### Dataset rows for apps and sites
=== Begin Enclosure ===
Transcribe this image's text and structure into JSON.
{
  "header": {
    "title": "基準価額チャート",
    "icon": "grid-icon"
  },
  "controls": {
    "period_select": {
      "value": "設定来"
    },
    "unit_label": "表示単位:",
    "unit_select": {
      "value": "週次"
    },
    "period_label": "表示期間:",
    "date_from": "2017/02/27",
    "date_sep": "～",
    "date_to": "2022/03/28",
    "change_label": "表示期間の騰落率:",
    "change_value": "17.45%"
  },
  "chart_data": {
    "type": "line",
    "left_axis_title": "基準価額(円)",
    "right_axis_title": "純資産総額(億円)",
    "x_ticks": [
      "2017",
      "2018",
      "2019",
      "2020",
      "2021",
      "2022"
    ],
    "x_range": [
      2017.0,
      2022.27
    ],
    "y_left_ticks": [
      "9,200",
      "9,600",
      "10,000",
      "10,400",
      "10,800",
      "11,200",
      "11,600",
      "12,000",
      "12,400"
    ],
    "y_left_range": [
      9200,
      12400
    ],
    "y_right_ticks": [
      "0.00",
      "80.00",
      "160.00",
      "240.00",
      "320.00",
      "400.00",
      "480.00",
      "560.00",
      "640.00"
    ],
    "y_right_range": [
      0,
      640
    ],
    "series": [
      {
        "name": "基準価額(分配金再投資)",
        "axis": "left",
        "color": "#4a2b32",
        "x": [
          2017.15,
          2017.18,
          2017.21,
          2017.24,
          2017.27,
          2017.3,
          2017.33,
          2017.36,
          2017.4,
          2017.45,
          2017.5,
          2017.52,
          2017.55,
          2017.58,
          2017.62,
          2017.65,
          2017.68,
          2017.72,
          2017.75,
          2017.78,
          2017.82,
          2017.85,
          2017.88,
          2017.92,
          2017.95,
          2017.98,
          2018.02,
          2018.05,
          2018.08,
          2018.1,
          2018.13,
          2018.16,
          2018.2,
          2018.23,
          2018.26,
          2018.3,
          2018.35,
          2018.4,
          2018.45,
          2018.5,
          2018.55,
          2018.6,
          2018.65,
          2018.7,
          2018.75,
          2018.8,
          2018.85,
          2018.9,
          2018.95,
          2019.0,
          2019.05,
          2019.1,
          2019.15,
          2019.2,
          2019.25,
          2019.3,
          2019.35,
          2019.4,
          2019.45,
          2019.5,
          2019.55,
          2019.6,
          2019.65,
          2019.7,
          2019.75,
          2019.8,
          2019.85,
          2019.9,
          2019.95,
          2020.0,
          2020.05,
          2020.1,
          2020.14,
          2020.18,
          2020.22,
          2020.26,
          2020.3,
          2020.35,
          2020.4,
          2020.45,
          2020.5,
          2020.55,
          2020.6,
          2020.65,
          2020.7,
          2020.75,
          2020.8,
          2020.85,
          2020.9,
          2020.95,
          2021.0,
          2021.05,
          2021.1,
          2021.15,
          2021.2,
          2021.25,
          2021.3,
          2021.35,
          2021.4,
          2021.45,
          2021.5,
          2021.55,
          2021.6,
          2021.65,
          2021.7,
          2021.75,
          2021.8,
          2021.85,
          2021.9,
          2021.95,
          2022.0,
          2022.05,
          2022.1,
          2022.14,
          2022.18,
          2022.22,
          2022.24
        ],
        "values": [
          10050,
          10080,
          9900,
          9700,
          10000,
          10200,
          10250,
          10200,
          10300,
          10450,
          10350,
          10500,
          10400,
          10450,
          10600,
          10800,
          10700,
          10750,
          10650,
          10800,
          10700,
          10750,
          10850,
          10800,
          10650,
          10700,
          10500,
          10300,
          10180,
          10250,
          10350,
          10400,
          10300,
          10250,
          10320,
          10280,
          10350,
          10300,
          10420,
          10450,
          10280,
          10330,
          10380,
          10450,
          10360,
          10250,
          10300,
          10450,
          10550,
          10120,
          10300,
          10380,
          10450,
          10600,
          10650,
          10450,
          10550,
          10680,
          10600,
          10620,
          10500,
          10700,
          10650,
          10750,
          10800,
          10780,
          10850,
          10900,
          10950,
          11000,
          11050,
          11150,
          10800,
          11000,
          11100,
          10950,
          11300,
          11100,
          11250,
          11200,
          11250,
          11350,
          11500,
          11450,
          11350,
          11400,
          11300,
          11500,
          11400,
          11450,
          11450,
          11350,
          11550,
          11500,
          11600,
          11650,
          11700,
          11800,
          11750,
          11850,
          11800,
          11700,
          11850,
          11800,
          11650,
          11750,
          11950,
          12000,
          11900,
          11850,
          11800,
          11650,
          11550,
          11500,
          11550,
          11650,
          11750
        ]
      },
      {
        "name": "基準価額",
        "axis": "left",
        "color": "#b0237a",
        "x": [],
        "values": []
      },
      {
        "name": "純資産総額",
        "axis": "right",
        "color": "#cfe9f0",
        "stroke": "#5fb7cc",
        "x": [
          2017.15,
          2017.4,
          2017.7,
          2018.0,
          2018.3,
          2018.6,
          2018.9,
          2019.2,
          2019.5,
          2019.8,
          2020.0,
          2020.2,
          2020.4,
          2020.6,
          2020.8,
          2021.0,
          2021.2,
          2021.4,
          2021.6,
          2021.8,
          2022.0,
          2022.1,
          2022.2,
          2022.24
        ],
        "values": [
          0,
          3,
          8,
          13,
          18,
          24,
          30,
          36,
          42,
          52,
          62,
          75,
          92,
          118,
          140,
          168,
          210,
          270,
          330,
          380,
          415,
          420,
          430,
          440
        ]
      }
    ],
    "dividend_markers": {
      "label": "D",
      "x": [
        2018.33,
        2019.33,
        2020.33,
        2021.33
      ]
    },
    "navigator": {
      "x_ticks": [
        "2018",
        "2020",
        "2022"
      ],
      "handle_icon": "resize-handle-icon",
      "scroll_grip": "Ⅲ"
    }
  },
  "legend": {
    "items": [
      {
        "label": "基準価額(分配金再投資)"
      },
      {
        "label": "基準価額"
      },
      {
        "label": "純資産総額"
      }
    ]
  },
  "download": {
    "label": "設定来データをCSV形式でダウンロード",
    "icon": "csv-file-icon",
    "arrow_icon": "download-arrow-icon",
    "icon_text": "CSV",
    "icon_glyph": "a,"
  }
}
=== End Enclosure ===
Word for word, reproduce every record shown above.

Transcribe this image's text and structure into JSON.
{
  "header": {
    "title": "基準価額チャート",
    "icon": "grid-icon"
  },
  "controls": {
    "period_select": {
      "value": "設定来"
    },
    "unit_label": "表示単位:",
    "unit_select": {
      "value": "週次"
    },
    "period_label": "表示期間:",
    "date_from": "2017/02/27",
    "date_sep": "～",
    "date_to": "2022/03/28",
    "change_label": "表示期間の騰落率:",
    "change_value": "17.45%"
  },
  "chart_data": {
    "type": "line",
    "left_axis_title": "基準価額(円)",
    "right_axis_title": "純資産総額(億円)",
    "x_ticks": [
      "2017",
      "2018",
      "2019",
      "2020",
      "2021",
      "2022"
    ],
    "x_range": [
      2017.0,
      2022.27
    ],
    "y_left_ticks": [
      "9,200",
      "9,600",
      "10,000",
      "10,400",
      "10,800",
      "11,200",
      "11,600",
      "12,000",
      "12,400"
    ],
    "y_left_range": [
      9200,
      12400
    ],
    "y_right_ticks": [
      "0.00",
      "80.00",
      "160.00",
      "240.00",
      "320.00",
      "400.00",
      "480.00",
      "560.00",
      "640.00"
    ],
    "y_right_range": [
      0,
      640
    ],
    "series": [
      {
        "name": "基準価額(分配金再投資)",
        "axis": "left",
        "color": "#4a2b32",
        "x": [
          2017.15,
          2017.18,
          2017.21,
          2017.24,
          2017.27,
          2017.3,
          2017.33,
          2017.36,
          2017.4,
          2017.45,
          2017.5,
          2017.52,
          2017.55,
          2017.58,
          2017.62,
          2017.65,
          2017.68,
          2017.72,
          2017.75,
          2017.78,
          2017.82,
          2017.85,
          2017.88,
          2017.92,
          2017.95,
          2017.98,
          2018.02,
          2018.05,
          2018.08,
          2018.1,
          2018.13,
          2018.16,
          2018.2,
          2018.23,
          2018.26,
          2018.3,
          2018.35,
          2018.4,
          2018.45,
          2018.5,
          2018.55,
          2018.6,
          2018.65,
          2018.7,
          2018.75,
          2018.8,
          2018.85,
          2018.9,
          2018.95,
          2019.0,
          2019.05,
          2019.1,
          2019.15,
          2019.2,
          2019.25,
          2019.3,
          2019.35,
          2019.4,
          2019.45,
          2019.5,
          2019.55,
          2019.6,
          2019.65,
          2019.7,
          2019.75,
          2019.8,
          2019.85,
          2019.9,
          2019.95,
          2020.0,
          2020.05,
          2020.1,
          2020.14,
          2020.18,
          2020.22,
          2020.26,
          2020.3,
          2020.35,
          2020.4,
          2020.45,
          2020.5,
          2020.55,
          2020.6,
          2020.65,
          2020.7,
          2020.75,
          2020.8,
          2020.85,
          2020.9,
          2020.95,
          2021.0,
          2021.05,
          2021.1,
          2021.15,
          2021.2,
          2021.25,
          2021.3,
          2021.35,
          2021.4,
          2021.45,
          2021.5,
          2021.55,
          2021.6,
          2021.65,
          2021.7,
          2021.75,
          2021.8,
          2021.85,
          2021.9,
          2021.95,
          2022.0,
          2022.05,
          2022.1,
          2022.14,
          2022.18,
          2022.22,
          2022.24
        ],
        "values": [
          10050,
          10080,
          9900,
          9700,
          10000,
          10200,
          10250,
          10200,
          10300,
          10450,
          10350,
          10500,
          10400,
          10450,
          10600,
          10800,
          10700,
          10750,
          10650,
          10800,
          10700,
          10750,
          10850,
          10800,
          10650,
          10700,
          10500,
          10300,
          10180,
          10250,
          10350,
          10400,
          10300,
          10250,
          10320,
          10280,
          10350,
          10300,
          10420,
          10450,
          10280,
          10330,
          10380,
          10450,
          10360,
          10250,
          10300,
          10450,
          10550,
          10120,
          10300,
          10380,
          10450,
          10600,
          10650,
          10450,
          10550,
          10680,
          10600,
          10620,
          10500,
          10700,
          10650,
          10750,
          10800,
          10780,
          10850,
          10900,
          10950,
          11000,
          11050,
          11150,
          10800,
          11000,
          11100,
          10950,
          11300,
          11100,
          11250,
          11200,
          11250,
          11350,
          11500,
          11450,
          11350,
          11400,
          11300,
          11500,
          11400,
          11450,
          11450,
          11350,
          11550,
          11500,
          11600,
          11650,
          11700,
          11800,
          11750,
          11850,
          11800,
          11700,
          11850,
          11800,
          11650,
          11750,
          11950,
          12000,
          11900,
          11850,
          11800,
          11650,
          11550,
          11500,
          11550,
          11650,
          11750
        ]
      },
      {
        "name": "基準価額",
        "axis": "left",
        "color": "#b0237a",
        "x": [],
        "values": []
      },
      {
        "name": "純資産総額",
        "axis": "right",
        "color": "#cfe9f0",
        "stroke": "#5fb7cc",
        "x": [
          2017.15,
          2017.4,
          2017.7,
          2018.0,
          2018.3,
          2018.6,
          2018.9,
          2019.2,
          2019.5,
          2019.8,
          2020.0,
          2020.2,
          2020.4,
          2020.6,
          2020.8,
          2021.0,
          2021.2,
          2021.4,
          2021.6,
          2021.8,
          2022.0,
          2022.1,
          2022.2,
          2022.24
        ],
        "values": [
          0,
          3,
          8,
          13,
          18,
          24,
          30,
          36,
          42,
          52,
          62,
          75,
          92,
          118,
          140,
          168,
          210,
          270,
          330,
          380,
          415,
          420,
          430,
          440
        ]
      }
    ],
    "dividend_markers": {
      "label": "D",
      "x": [
        2018.33,
        2019.33,
        2020.33,
        2021.33
      ]
    },
    "navigator": {
      "x_ticks": [
        "2018",
        "2020",
        "2022"
      ],
      "handle_icon": "resize-handle-icon",
      "scroll_grip": "Ⅲ"
    }
  },
  "legend": {
    "items": [
      {
        "label": "基準価額(分配金再投資)"
      },
      {
        "label": "基準価額"
      },
      {
        "label": "純資産総額"
      }
    ]
  },
  "download": {
    "label": "設定来データをCSV形式でダウンロード",
    "icon": "csv-file-icon",
    "arrow_icon": "download-arrow-icon",
    "icon_text": "CSV",
    "icon_glyph": "a,"
  }
}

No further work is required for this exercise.